Working With the VA Disability Rating Scale
As you may already know, a veteran doesn’t need to be totally disabled to receive compensation from the VA. Once a veteran has demonstrated that he has a service-connected disability, he is given a VA disability rating on a scale of 0 to 100%.
A 100% rating means the veteran will be unable to maintain any employment due to the service-connected disability, while a 0% score documents a disability issue that may limit employment options in the future. Veterans may receive compensation for disability ratings as low as 10%.
Veterans with disabilities rated 70% or higher by the VA are often more successful in filing a Social Security disability claim. That’s because like Social Security, the VA is a federal agency that has established independently that a veteran is extremely limited in his ability to perform full-time work if he is able to work at all. The findings of the VA system will typically translate well into the evidence needed for Social Security disability benefits.
Since all of the disabilities factoring into a veteran’s claim may not be service-connected, it isn’t necessarily the case that receiving Social Security disability benefits will raise the odds of a successful claim with the VA. It’s still crucial for the VA to review any existing SSD records as part of its decision process.
Disability compensation is vitally important to the continuing well-being of qualifying veterans. Unfortunately, the process of securing benefits can be extremely frustrating. Schedule a free consultation with a Texas veterans’ disability lawyer today by calling 800-800-6353. Be sure to ask for a free copy of our guide, Social Security Disability: What You Need to Know.

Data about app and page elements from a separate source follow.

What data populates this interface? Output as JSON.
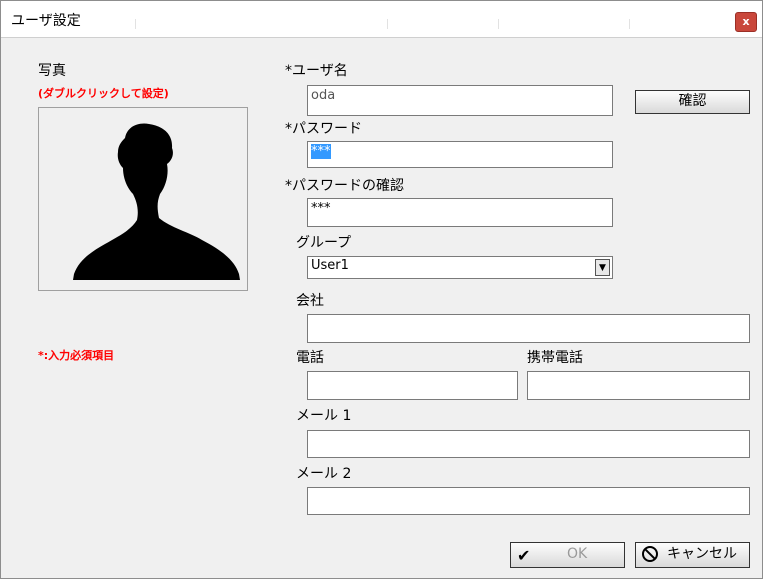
{
  "window": {
    "title": "ユーザ設定",
    "close_glyph": "x"
  },
  "photo": {
    "label": "写真",
    "hint": "(ダブルクリックして設定)"
  },
  "required_note": "*:入力必須項目",
  "fields": {
    "username": {
      "label": "*ユーザ名",
      "value": "oda"
    },
    "password": {
      "label": "*パスワード",
      "value": "***"
    },
    "password_confirm": {
      "label": "*パスワードの確認",
      "value": "***"
    },
    "group": {
      "label": "グループ",
      "value": "User1"
    },
    "company": {
      "label": "会社",
      "value": ""
    },
    "phone": {
      "label": "電話",
      "value": ""
    },
    "mobile": {
      "label": "携帯電話",
      "value": ""
    },
    "mail1": {
      "label": "メール 1",
      "value": ""
    },
    "mail2": {
      "label": "メール 2",
      "value": ""
    }
  },
  "buttons": {
    "confirm": "確認",
    "ok": "OK",
    "cancel": "キャンセル"
  },
  "icons": {
    "ok": "check-icon",
    "cancel": "no-entry-icon",
    "dropdown": "chevron-down-icon"
  }
}
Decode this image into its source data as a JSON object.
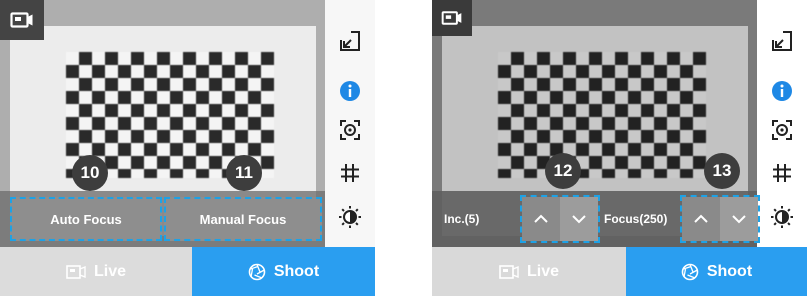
{
  "colors": {
    "accent": "#2a9ef0",
    "highlight": "#1ea2e6",
    "info": "#1e88e5"
  },
  "left_panel": {
    "icons": {
      "camera": "video-camera-icon",
      "external": "external-link-icon",
      "info": "info-icon",
      "focus_target": "focus-target-icon",
      "grid": "grid-hash-icon",
      "brightness": "brightness-icon"
    },
    "buttons": {
      "auto_focus": "Auto Focus",
      "manual_focus": "Manual Focus"
    },
    "badges": {
      "auto_focus": "10",
      "manual_focus": "11"
    },
    "bottom": {
      "live": "Live",
      "shoot": "Shoot"
    }
  },
  "right_panel": {
    "controls": {
      "increment": "Inc.(5)",
      "focus": "Focus(250)"
    },
    "badges": {
      "increment_group": "12",
      "focus_group": "13"
    },
    "bottom": {
      "live": "Live",
      "shoot": "Shoot"
    }
  }
}
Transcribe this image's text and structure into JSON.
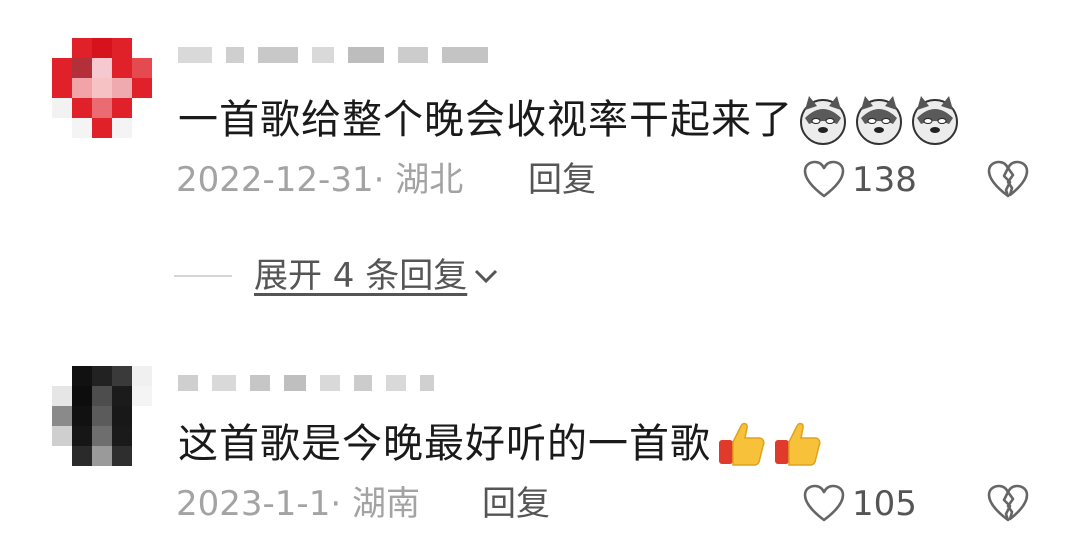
{
  "comments": [
    {
      "text": "一首歌给整个晚会收视率干起来了",
      "date_location": "2022-12-31· 湖北",
      "reply_label": "回复",
      "like_count": "138",
      "emojis": [
        "doge-dog-icon",
        "doge-dog-icon",
        "doge-dog-icon"
      ]
    },
    {
      "text": "这首歌是今晚最好听的一首歌",
      "date_location": "2023-1-1· 湖南",
      "reply_label": "回复",
      "like_count": "105",
      "emojis": [
        "thumbs-up-icon",
        "thumbs-up-icon"
      ]
    }
  ],
  "expand_replies_label": "展开 4 条回复",
  "colors": {
    "text_primary": "#1a1a1a",
    "text_meta": "#a3a3a3",
    "text_action": "#555555",
    "avatar1": "#e0212a",
    "avatar2": "#1c1c1c"
  }
}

by Carl M. Weisbrod Managing Partner of Morgan & Weisbrod, Board Certified in Social Security Disability Law